The Irish Cattle and Sheep Farmers Association (ICSA) has called on the Department of Agriculture to provide weekly reports on the number and origin of lambs imported into the Republic of Ireland.

There was a need for greater transparency around sheep imports, according to ICSA sheep chair Sean McNamara.

“We know that in any given year approximately half a million lambs are imported into the Republic for slaughter. Sheep farmers deserve to know why these lambs are being brought in and in such big numbers, and why local producers are getting a raw deal.”


McNamara also called for transparency around which markets imported lambs serviced. Farmers needed a comprehensive explanation to assure them imported lambs were not sold as under the Origin Green label, he added.

McNamara also criticised what he said were double standards on weight limits. Local suppliers were being paid up to 21.5kg but the ICSA had heard some factories were prepared to pay up to 22kg for imported lambs, McNamara said.


“It is time they gave us an explanation for these double standards,” he said.

“ICSA members from around the country have been monitoring the situation at factories and it would appear the practice of differentiating between local and imported lambs on weight limits is widespread.”

“Sheep farmers want a level playing field.

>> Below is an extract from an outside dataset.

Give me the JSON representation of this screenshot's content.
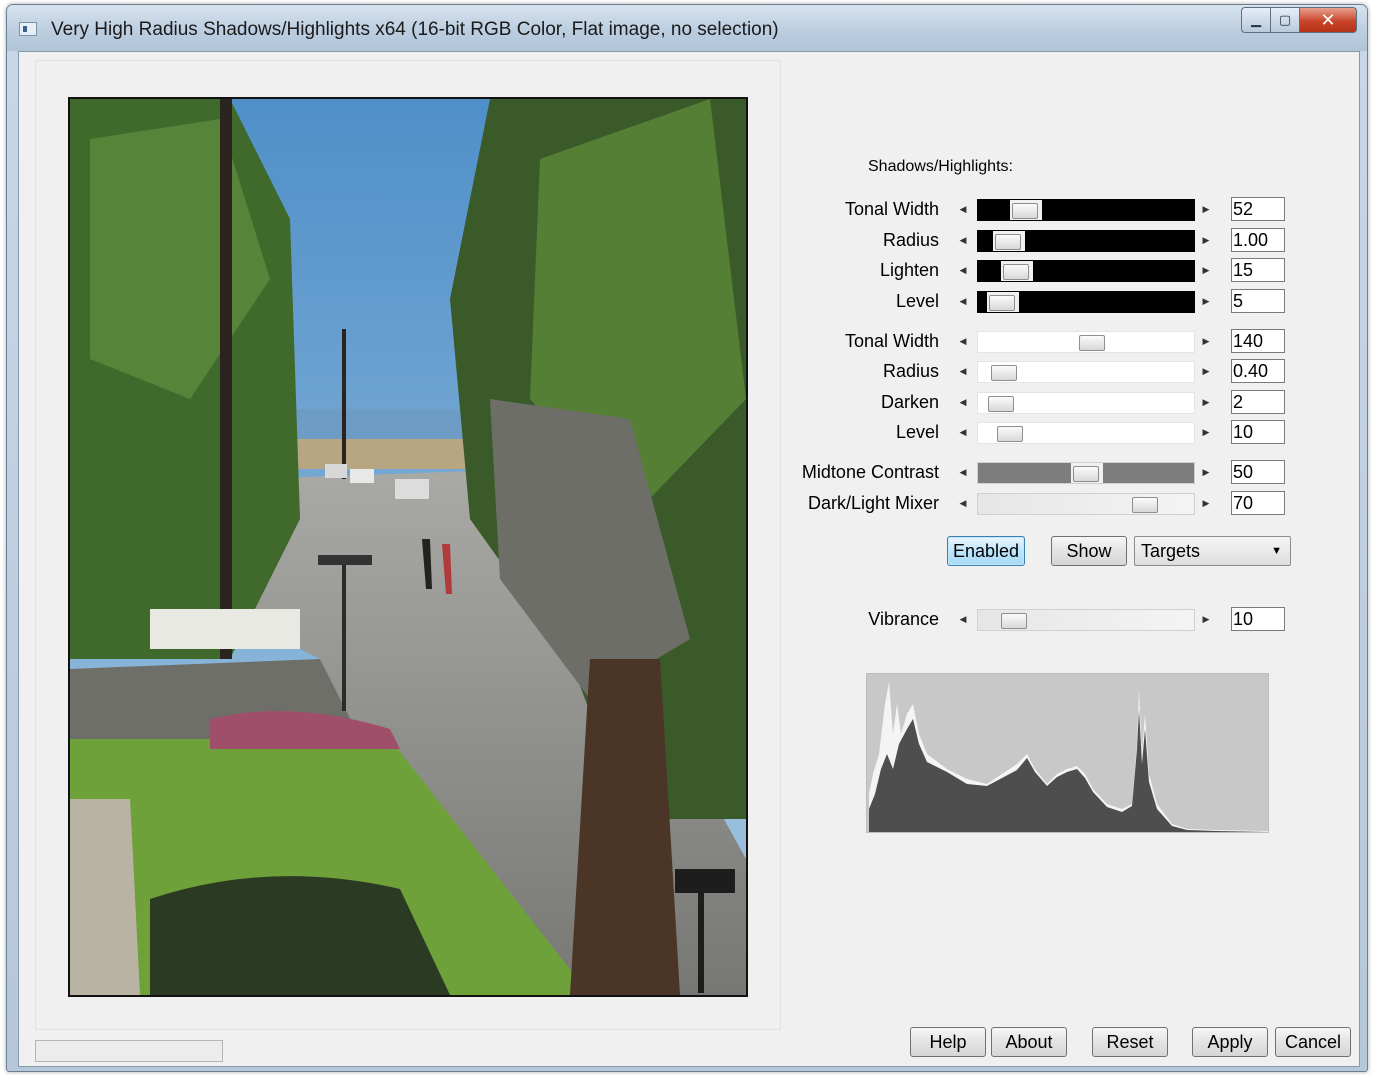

We see no reason at all for factories to be importing lambs from the north and elsewhere, and there certainly can be no justification for paying more for imported lambs,” he concluded.

Read more

Sheep trends: base quotes fall 10c/kg on last week

Comprehensive guidelines on finishing lambs indoors